Looking Back: WWII and the American Hungarian Relief Program
According to estimates, 50,000 Hungarian-Americans served in the U.S. military during the Second World War. The newspapaper Szabadság (Liberty) commemorated the Hungarian-American dead by printing their name, rank and state of origin in a separate column on the front page of each issue. On the basis of this documentation alone, an average of 150 Hungarians died each month in 1945 alone. By all calculations, this is a conservative estimate.
National organizations, as well as countless local ones lent assistance in every way possible. The Verhovay Insurance Association (a founder of AHF who would later become the William Penn Association) and the American Hungarian Federation purchased ambulances for the American Red Cross. In 1945 Hungarian-Americans organized large-scale relief programs to help alleviate the sufferings of their countrymen in war-ravaged Hungary.
The American Hungarian Relief Program, under the auspices of the American Hungarian Federation, collected and sent $1,216,167.00 (over $10.7 million in today's dollars) in clothing, medicine, foodstuffs and money. In all, 200,000 care packages were sent by countless local and national groups. The greatest benefactors of the movement were: Mrs. László Széchényi (née Gladys Vanderbilt), Lajos Szánthó, president of the Virginia Kentucky Tobacco Company and Daniel Szantay, president of the Santay Corporation. Total estimated costs of the relief program exceeded three million dollars.
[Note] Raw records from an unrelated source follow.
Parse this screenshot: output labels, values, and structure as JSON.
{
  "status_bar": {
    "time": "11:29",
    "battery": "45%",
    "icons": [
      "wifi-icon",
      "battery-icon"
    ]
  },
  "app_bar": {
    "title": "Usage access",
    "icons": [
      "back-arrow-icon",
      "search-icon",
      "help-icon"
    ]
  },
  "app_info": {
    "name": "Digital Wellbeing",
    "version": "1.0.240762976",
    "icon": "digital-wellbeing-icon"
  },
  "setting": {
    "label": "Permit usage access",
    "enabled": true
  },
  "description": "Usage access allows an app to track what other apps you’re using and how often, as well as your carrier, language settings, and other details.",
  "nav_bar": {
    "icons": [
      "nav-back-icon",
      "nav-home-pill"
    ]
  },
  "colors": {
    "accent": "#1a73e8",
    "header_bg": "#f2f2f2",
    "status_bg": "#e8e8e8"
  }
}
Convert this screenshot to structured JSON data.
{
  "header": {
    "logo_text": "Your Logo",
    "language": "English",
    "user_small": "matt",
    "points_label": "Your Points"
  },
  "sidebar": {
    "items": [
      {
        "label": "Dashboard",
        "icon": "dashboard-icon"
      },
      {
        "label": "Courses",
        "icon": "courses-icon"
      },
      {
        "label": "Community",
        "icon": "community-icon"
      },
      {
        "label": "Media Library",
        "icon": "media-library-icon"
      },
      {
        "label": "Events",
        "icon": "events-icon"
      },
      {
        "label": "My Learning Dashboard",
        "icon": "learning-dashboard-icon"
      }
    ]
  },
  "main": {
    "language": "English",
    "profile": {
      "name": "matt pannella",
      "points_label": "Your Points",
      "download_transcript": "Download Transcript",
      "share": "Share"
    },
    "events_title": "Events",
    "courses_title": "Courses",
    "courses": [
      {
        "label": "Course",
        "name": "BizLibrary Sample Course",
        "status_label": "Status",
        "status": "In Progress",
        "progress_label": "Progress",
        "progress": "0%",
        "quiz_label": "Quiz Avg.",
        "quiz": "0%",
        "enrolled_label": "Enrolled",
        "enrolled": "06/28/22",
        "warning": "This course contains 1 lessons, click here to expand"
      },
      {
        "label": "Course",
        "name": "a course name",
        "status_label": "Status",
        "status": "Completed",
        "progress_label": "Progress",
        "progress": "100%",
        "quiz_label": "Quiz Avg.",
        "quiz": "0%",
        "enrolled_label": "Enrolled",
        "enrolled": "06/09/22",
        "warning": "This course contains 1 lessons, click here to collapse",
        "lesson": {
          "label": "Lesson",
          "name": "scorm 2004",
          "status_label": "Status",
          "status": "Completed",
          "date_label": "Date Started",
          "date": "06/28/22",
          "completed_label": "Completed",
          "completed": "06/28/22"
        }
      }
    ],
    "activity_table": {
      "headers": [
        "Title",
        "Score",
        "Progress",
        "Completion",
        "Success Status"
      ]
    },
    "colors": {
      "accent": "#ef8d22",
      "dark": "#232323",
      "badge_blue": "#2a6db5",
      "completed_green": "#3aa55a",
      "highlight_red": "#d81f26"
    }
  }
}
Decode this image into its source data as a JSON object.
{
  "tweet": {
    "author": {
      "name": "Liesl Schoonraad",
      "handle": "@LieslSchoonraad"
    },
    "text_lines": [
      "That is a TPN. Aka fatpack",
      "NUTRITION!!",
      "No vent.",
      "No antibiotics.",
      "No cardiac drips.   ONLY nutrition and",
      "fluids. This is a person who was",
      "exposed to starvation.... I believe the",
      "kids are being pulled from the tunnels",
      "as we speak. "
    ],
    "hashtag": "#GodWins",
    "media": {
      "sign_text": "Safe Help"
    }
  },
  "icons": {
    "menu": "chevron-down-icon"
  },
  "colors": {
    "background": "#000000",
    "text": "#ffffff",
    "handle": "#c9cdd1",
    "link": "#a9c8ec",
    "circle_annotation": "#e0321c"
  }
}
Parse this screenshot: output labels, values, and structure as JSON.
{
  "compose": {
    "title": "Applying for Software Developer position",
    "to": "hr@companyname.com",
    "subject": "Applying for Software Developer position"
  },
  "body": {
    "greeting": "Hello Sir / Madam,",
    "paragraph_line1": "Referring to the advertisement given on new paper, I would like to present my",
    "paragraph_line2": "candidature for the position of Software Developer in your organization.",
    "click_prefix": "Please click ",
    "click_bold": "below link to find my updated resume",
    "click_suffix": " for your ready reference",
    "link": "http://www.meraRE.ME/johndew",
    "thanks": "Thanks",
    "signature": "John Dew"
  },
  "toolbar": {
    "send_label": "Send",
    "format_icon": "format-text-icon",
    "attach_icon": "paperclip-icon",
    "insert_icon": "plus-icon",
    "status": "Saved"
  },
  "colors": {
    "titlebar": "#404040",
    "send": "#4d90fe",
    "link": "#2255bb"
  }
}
Concerted efforts were made to represent the interests of the Hungarian people. Hungarian- Americans realized only too well that the strategic location of their homeland virtually negated any chance of non-alliance during the war. On the 31st of December 1940, the Amerikai Magyar Népszava, the most influential Hungarian language daily at the time, published a front-page editorial headlined “The Hour has Struck.” The editorial proclaimed that it was the “the historic mission of Americans of Hungarian origin to give voice to the cries of the silenced people of Hungary and to give their whole hearted effort to the liberation of their mother country which is clubbed into submission by the Nazi terror.” The editorial called upon the American Hungarian Federation to unfurl the banner of a Free Hungary Movement without hesitation or delay.
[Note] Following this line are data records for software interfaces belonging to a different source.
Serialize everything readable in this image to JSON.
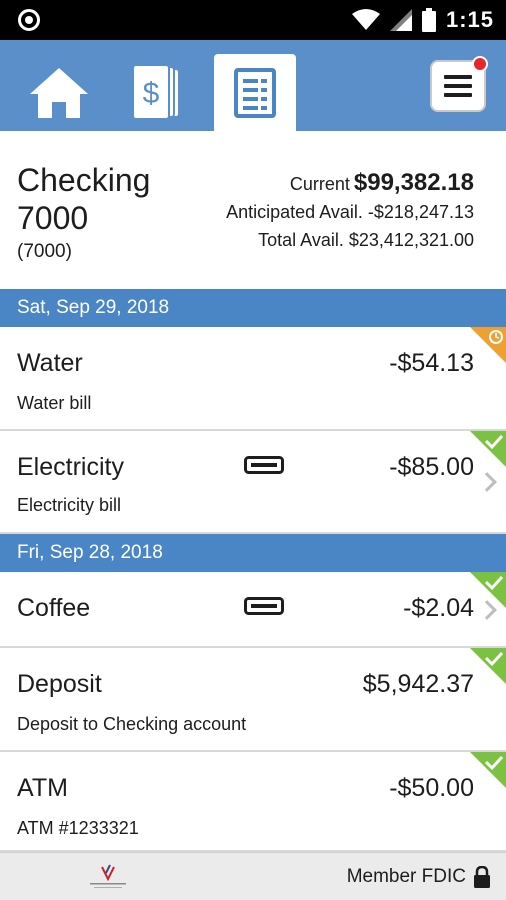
{
  "status_bar": {
    "time": "1:15"
  },
  "nav": {
    "tabs": [
      {
        "icon": "home-icon",
        "active": false
      },
      {
        "icon": "money-stack-icon",
        "active": false
      },
      {
        "icon": "register-list-icon",
        "active": true
      }
    ],
    "menu_icon": "hamburger-menu-icon",
    "notification_color": "#e8262d"
  },
  "account": {
    "name": "Checking 7000",
    "number": "(7000)",
    "current_label": "Current",
    "current_value": "$99,382.18",
    "anticipated_label": "Anticipated Avail.",
    "anticipated_value": "-$218,247.13",
    "total_label": "Total Avail.",
    "total_value": "$23,412,321.00"
  },
  "groups": [
    {
      "date": "Sat, Sep 29, 2018",
      "transactions": [
        {
          "name": "Water",
          "description": "Water bill",
          "amount": "-$54.13",
          "status": "pending"
        },
        {
          "name": "Electricity",
          "description": "Electricity bill",
          "amount": "-$85.00",
          "status": "cleared",
          "has_receipt": true
        }
      ]
    },
    {
      "date": "Fri, Sep 28, 2018",
      "transactions": [
        {
          "name": "Coffee",
          "description": "",
          "amount": "-$2.04",
          "status": "cleared",
          "has_receipt": true
        },
        {
          "name": "Deposit",
          "description": "Deposit to Checking account",
          "amount": "$5,942.37",
          "status": "cleared"
        },
        {
          "name": "ATM",
          "description": "ATM #1233321",
          "amount": "-$50.00",
          "status": "cleared"
        }
      ]
    }
  ],
  "footer": {
    "fdic_label": "Member FDIC"
  },
  "colors": {
    "nav_bg": "#5b8fc9",
    "date_header_bg": "#4a86c6",
    "cleared": "#7cc242",
    "pending": "#f0a030"
  }
}
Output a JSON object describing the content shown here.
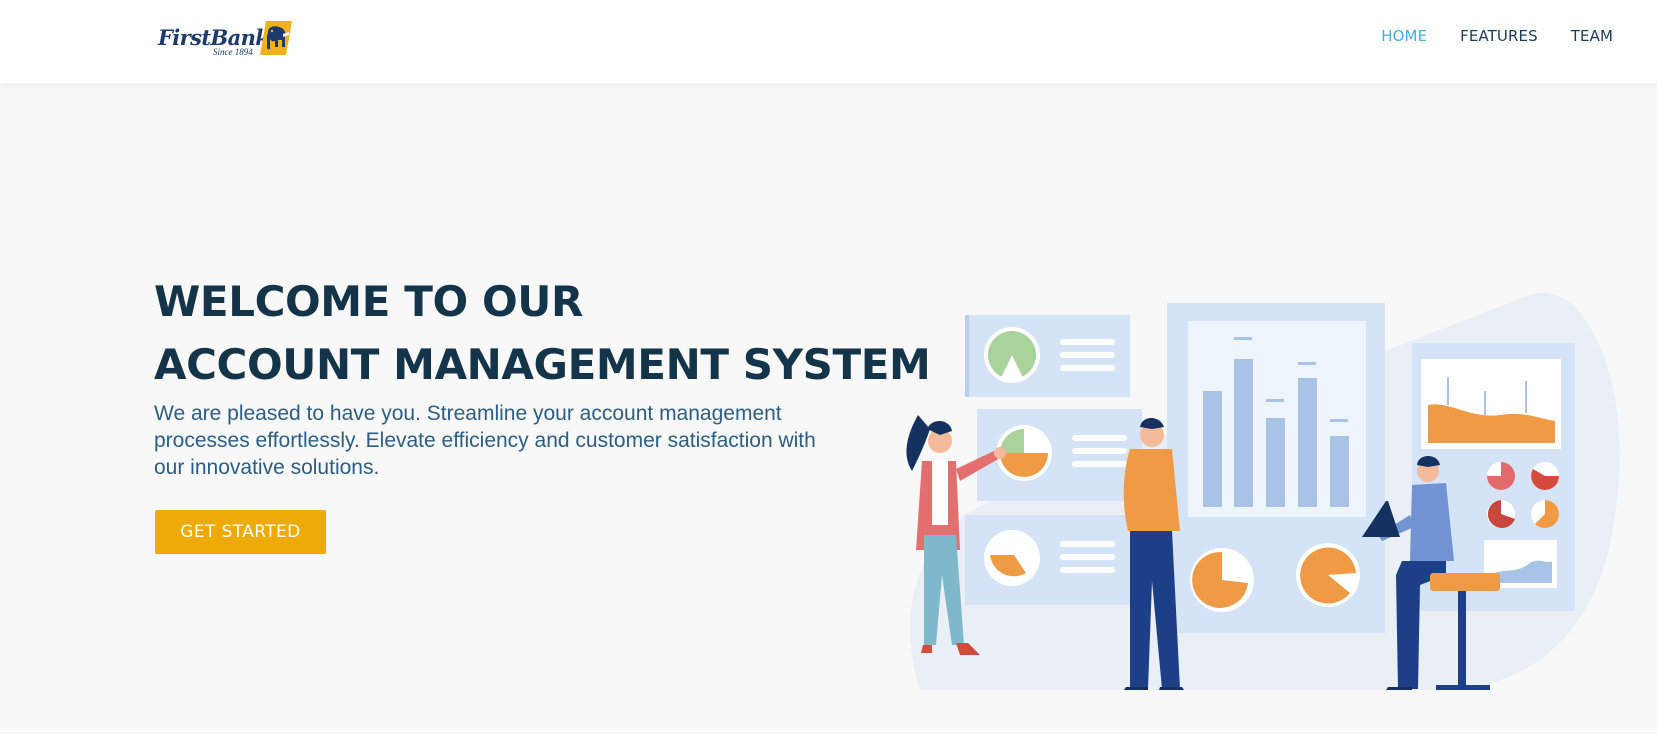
{
  "brand": {
    "name": "FirstBank",
    "tagline": "Since 1894",
    "logo_icon": "elephant-shield-icon",
    "colors": {
      "navy": "#1d3a6c",
      "gold": "#f0b219"
    }
  },
  "nav": {
    "items": [
      {
        "label": "HOME",
        "active": true
      },
      {
        "label": "FEATURES",
        "active": false
      },
      {
        "label": "TEAM",
        "active": false
      }
    ],
    "active_color": "#46aee2",
    "text_color": "#1a3d5a"
  },
  "hero": {
    "title_line1": "WELCOME TO OUR",
    "title_line2": "ACCOUNT MANAGEMENT SYSTEM",
    "subtitle": "We are pleased to have you. Streamline your account management processes effortlessly. Elevate efficiency and customer satisfaction with our innovative solutions.",
    "cta_label": "GET STARTED",
    "cta_color": "#eeaa06",
    "illustration": "team-analytics-dashboard-illustration"
  }
}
In January 1941 AHF 's Executive Committee sent a letter to President Roosevelt expressing the loyalty of the Hungarian-American populace and proclaiming,“The Executive Committee of the [AHF] as representative of the American citizens of Hungarian origin…consider it our sacred duty to lead a movement for the preservation of an independent Hungary for the freedom of it’s people.”The American Hungarian Federation sent a declaration to the president before the United States entered the war on January 7, 1941. The purpose of the memorandum was to announce the "Movement for an Independent and Free Hungary."
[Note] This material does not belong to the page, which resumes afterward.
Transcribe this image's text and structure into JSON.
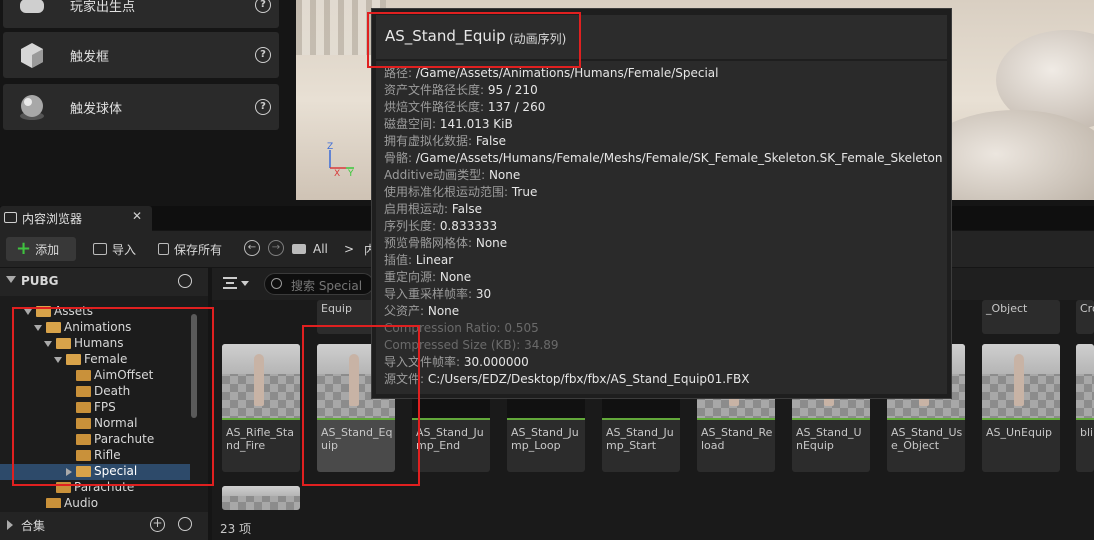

The American Hungarian Federation repeatedly submitted memoranda to the President and the Secretary of State during and after the war years. By 1949, ten of them had been submitted in an effort to safeguard the interests of their homeland. The Federation was equally opposed to German nazism and Russian communism. It attempted, through the various contacts with the State Department, to represent the Hungarian people, who, in its opinion, were too overshadowed by both to maintain any semblance of neutrality.
AHF 100 YEARS DISPLAY
up for the AHF mailing list.
DISCLAIMER: The American Hungarian Federation does not necessarily
endorse the content or opinions expressed by its individual members
and/or member organizations. © 2003 - 2007 American Hungarian Federation®, All Rights Reserved